Stoneware jugs are containers commonly used to store liquids like alcohol, which are exchanged at trading posts. Unlike the Indigenous peoples of South America, those of the North were not familiar with alcoholic fermentation processes until the arrival of Europeans.

The alcohol trade does not receive consensus among religious, political and commercial authorities. In Canada, the clergy is fiercely opposed to the sale of alcohol to Indigenous people. It is formally forbidden by the colonial authorities from the 1640s to the 1680s. The Hudson’s Bay Company, created in 1670, first traded French brandy but quickly turned to a local production of English brandy, which was only coloured gin.

On the other hand, wine, spirits, and beer are generally enjoyed within the colony.


Date: Unknown

Owner: Poste de traite Chauvin. Tadoussac.

Origin: North America


Ferland, C. (2010). Bacchus en Canada. Boissons, buveurs et ivresses en Nouvelle-France [Bacchus in Canada. Drinks, drinkers, and drunkenness in New France]. Septentrion.

History foundation HBC. (n.d.). Fur trade.

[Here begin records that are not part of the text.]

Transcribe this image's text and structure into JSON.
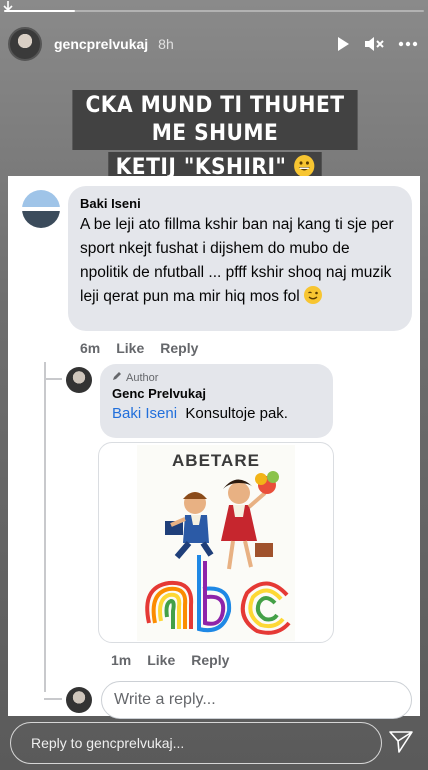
{
  "story": {
    "username": "gencprelvukaj",
    "time": "8h",
    "progress": 0.17
  },
  "caption": {
    "line1": "CKA MUND TI THUHET ME SHUME",
    "line2": "KETIJ \"KSHIRI\""
  },
  "comment": {
    "author": "Baki Iseni",
    "text": "A be leji ato fillma kshir ban naj kang ti sje per sport nkejt fushat i dijshem do mubo de npolitik de nfutball ... pfff kshir shoq naj muzik leji qerat pun ma mir hiq mos fol",
    "time": "6m",
    "like_label": "Like",
    "reply_label": "Reply"
  },
  "reply": {
    "badge": "Author",
    "author": "Genc Prelvukaj",
    "mention": "Baki Iseni",
    "text": "Konsultoje pak.",
    "image_title": "ABETARE",
    "time": "1m",
    "like_label": "Like",
    "reply_label": "Reply"
  },
  "write_reply": {
    "placeholder": "Write a reply..."
  },
  "footer": {
    "reply_placeholder": "Reply to gencprelvukaj..."
  }
}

Retrieved October 4, 2022, from https://www.hbcheritage.ca/history/ventures/hbc-spirits

Illustration: Brandy jug